In Sweden, the national implementation is currently being assessed. The Government has commissioned a special investigator to look into how the Omnibus Directive should be transposed into Swedish law. The inquiry must be reported by 13 August 2021. For more information, please see Dir. 2020:13 (in Swedish).

Cheaper deliveries and end to geo-blocking to safeguard equal treatment of European consumers in the online environment

New rules on online cross-border parcel delivery services have been in force since May 2018, making cross-border parcel deliveries cheaper and making it easier for consumers to receive the items they have ordered online.

The Regulation on cross-border parcel delivery services (EU) 2018/644 is aimed at guaranteeing price transparency and competition to make it easier to find the cheapest way of sending a parcel from one EU country to another.
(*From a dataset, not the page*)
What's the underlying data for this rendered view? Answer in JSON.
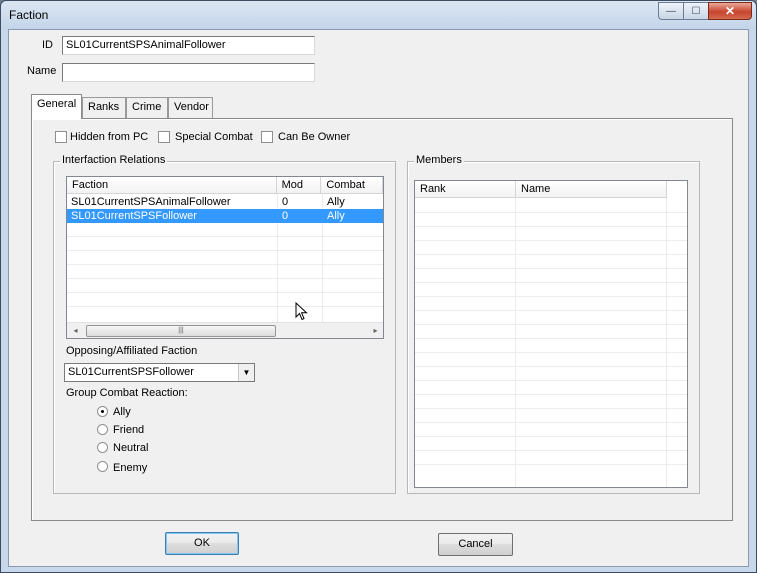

Under the new rules on online cross-border parcel delivery services, businesses have to disclose their prices clearly so that consumers can easily compare them.

Another recent piece of EU legislation impacting e-commerce business is the Geo-Blocking Regulation (EU) 2018/302, which has been in force since December 2018. It aims to end unjustified geo-blocking, which prevents buying from a website based in another EU member state, and to end online discrimination on the basis of nationality or place of residence.

The regulation contains an obligation for online sellers to treat all EU consumers equally regardless of where they choose to shop from. Its purpose is to remove unjustified barriers consumers face online, e.g. being re-routed back to a country-specific website, or having to pay with a debit or credit card from a certain country.

Increased consumer protection and scrutiny for traders

The wider powers to enforce consumer rights and stricter sanctions have raised the question of whether the Omnibus Directive will be the GDPR of consumer protection. The risk of facing considerable fines adds pressure to comply with the rules and forces businesses to pay more attention to their practices so that they will not be unfair from the consumer’s point of view.

In the beginning of 2020, the European Commission coordinated an EU-wide screening of nearly 500 e-shops. The sweep was carried out by consumer protection authorities around the EU. The findings of the screening revealed that a whopping two-thirds of the screened e-shops did not comply with basic EU consumer rights. It will be interesting to see if the new rules have a similar effect on consumer protection as the GDPR has had on data protection awareness and how e-shops comply with European consumer law requirements in the future.

Author

Erik Ficks 
Partner
Stockholm
Johan Gerhardsson 
Senior Associate
Stockholm
Verna Syrjänen 
Associate
Helsinki